__What is being asked__
Write the records below out again word for word, with the pictures removed.
*** Begin section ***
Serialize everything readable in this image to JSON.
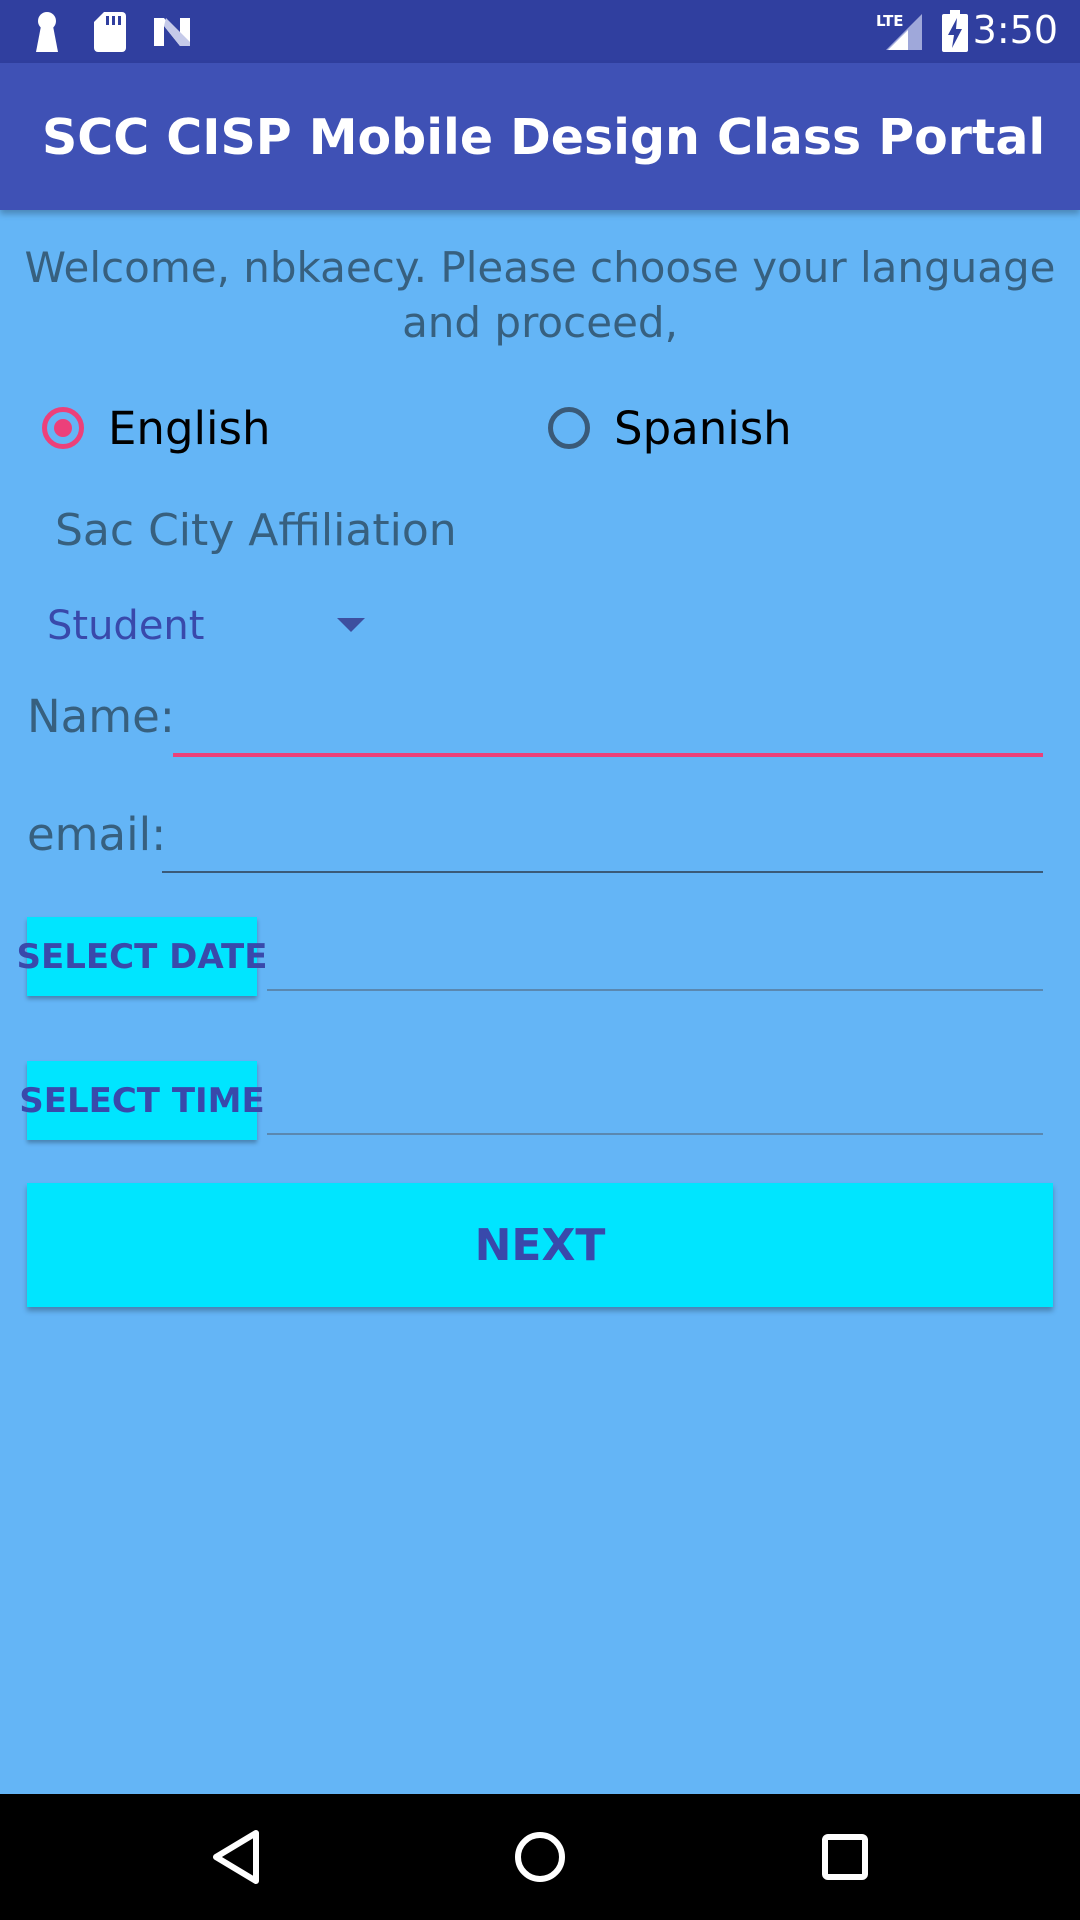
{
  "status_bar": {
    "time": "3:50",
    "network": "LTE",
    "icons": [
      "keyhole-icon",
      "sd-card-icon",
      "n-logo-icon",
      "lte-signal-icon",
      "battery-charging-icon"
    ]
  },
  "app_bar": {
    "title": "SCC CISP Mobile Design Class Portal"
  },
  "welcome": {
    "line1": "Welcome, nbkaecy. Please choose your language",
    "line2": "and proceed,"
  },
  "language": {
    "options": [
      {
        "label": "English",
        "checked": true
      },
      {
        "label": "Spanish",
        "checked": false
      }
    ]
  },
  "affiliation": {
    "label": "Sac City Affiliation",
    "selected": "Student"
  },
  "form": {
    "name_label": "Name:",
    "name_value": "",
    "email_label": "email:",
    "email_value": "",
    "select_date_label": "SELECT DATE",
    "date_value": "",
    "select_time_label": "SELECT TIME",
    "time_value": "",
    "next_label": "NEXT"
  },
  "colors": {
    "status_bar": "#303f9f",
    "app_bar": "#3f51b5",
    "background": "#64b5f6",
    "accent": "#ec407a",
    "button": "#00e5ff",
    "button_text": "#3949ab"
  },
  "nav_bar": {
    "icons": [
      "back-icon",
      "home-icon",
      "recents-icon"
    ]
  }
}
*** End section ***
__Written solution__
Serialize everything readable in this image to JSON.
{
  "status_bar": {
    "time": "3:50",
    "network": "LTE",
    "icons": [
      "keyhole-icon",
      "sd-card-icon",
      "n-logo-icon",
      "lte-signal-icon",
      "battery-charging-icon"
    ]
  },
  "app_bar": {
    "title": "SCC CISP Mobile Design Class Portal"
  },
  "welcome": {
    "line1": "Welcome, nbkaecy. Please choose your language",
    "line2": "and proceed,"
  },
  "language": {
    "options": [
      {
        "label": "English",
        "checked": true
      },
      {
        "label": "Spanish",
        "checked": false
      }
    ]
  },
  "affiliation": {
    "label": "Sac City Affiliation",
    "selected": "Student"
  },
  "form": {
    "name_label": "Name:",
    "name_value": "",
    "email_label": "email:",
    "email_value": "",
    "select_date_label": "SELECT DATE",
    "date_value": "",
    "select_time_label": "SELECT TIME",
    "time_value": "",
    "next_label": "NEXT"
  },
  "colors": {
    "status_bar": "#303f9f",
    "app_bar": "#3f51b5",
    "background": "#64b5f6",
    "accent": "#ec407a",
    "button": "#00e5ff",
    "button_text": "#3949ab"
  },
  "nav_bar": {
    "icons": [
      "back-icon",
      "home-icon",
      "recents-icon"
    ]
  }
}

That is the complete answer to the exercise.